Publication Acceptance Date: 12/20/2011
Publication Date: 4/19/2012
Publication URL: http://handle.nal.usda.gov/10113/55265
Citation: Regier, J.C., Mitter, C.E., Brown, J.W., Baixeras, J., Cho, S. 2012. A molecular phylogeny for the leaf-roller moths (Lepidoptera: Tortricidae) and its implications for classification and life history evolution. Systematic Entomology. 7(4):4-17.

Interpretive Summary: Caterpillars of the moth family known as “leaf-rollers” feed on a wide variety of ornamental, forest, and crop plants, causing millions of dollars of damage annually and requiring the use of tons of insecticides and other expensive management practices. Knowledge of relationships among the species is critical to developing effective strategies for their detection, exclusion, and control. In this paper we present the first detailed analyses of relationships among members of the family based on DNA sequences. This information will be of interest to evolutionary biologists, scientists involved in predicting invasiveness, and other biologists interested in patterns of host-use and pheromone attraction of these species.
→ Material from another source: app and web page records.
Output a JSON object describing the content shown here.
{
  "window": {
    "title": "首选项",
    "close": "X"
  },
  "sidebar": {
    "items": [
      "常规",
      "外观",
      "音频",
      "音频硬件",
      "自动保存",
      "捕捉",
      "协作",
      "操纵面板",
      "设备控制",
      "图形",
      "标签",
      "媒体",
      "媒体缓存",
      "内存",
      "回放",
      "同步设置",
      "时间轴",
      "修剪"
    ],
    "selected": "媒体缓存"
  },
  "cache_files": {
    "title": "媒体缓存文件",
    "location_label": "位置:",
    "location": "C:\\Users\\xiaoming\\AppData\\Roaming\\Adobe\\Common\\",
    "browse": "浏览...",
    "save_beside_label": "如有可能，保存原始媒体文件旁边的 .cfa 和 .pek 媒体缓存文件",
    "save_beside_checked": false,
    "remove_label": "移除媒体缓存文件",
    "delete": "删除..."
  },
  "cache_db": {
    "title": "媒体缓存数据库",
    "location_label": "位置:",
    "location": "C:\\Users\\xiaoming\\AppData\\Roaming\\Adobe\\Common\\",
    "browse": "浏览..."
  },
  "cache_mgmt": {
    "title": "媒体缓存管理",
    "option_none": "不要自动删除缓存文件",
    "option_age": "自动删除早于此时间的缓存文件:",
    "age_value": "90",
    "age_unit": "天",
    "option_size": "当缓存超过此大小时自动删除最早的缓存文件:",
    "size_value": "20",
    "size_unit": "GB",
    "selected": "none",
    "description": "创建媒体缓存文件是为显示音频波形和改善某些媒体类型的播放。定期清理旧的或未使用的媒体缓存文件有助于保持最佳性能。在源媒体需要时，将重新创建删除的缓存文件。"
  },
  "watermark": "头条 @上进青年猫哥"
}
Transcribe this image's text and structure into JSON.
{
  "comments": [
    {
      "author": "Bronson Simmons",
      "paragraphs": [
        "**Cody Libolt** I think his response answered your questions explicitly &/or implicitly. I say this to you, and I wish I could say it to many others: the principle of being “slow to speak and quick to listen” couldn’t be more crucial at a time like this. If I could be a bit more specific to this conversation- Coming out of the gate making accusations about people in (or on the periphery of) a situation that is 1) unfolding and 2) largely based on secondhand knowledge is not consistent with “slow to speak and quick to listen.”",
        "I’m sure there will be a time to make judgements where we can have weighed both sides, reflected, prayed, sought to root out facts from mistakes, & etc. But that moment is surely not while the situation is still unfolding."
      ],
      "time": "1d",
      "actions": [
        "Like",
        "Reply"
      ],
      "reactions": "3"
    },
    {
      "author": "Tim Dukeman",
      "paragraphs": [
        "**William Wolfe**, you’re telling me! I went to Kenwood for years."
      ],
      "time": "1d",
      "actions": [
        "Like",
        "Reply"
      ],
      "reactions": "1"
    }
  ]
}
Technical Abstract: Tortricidae, one of the largest families of small moths, comprise about 10,000 species worldwide, including important pests, biological control agents, and experimental models. Tortricid classification at the subfamily and tribal level has been largely stable for two decades. However, our understanding of tortricid phylogeny remains provisional, especially for relationships among the tribes, and progress by morphological analysis has been very limited. We present the first detailed molecular estimate of relationships across the tribes and subfamilies of Tortricidae, sequencing five nuclear genes (6,633 bp) in each of 52 tortricids spanning all three subfamilies and 19 of the 22 tribes, plus 14 additional genes, for a total of 14,826 bp, in 29 of those taxa plus all 14 outgroups. Maximum likelihood analyses yield trees that, within Tortricidae, differ little among data sets and character treatments and are strongly supported at all levels of divergence; the fractions of nodes (51 total) with bootstrap support of =70%, =80% and =90% were 90%, 82% and 76%, respectively. There is strong support for the monophyly of Tortricinae and of Olethreutinae, and for grouping of these to the exclusion of Chlidanotinae. In contrast, there is moderate though not definitive support (bootstraps =70%) for paraphyly of Chlidanotinae, with Polyorthini as sister group to the remaining Tortricidae. Relationships among tribes in Tortricinae are strongly resolved, with Phricanthini as sister group to the remainder, while Euliini are paraphyletic with respect to Cochylini. Within Olethreutinae, there is strong support for Microcorsini as the first tribe to diverge, for a sister group relationship between Grapholitini and Eucosmini, and for paraphyly of Olethreutini with respect to Bactrini+Endotheniini. The position of Enarmoniini is not resolved. Support for several nodes was greatly increased by the additional 14 genes sequenced in just 29 of 52 tortricids, and there was no evidence of phylogenetic artifacts from the deliberately incomplete gene sampling design.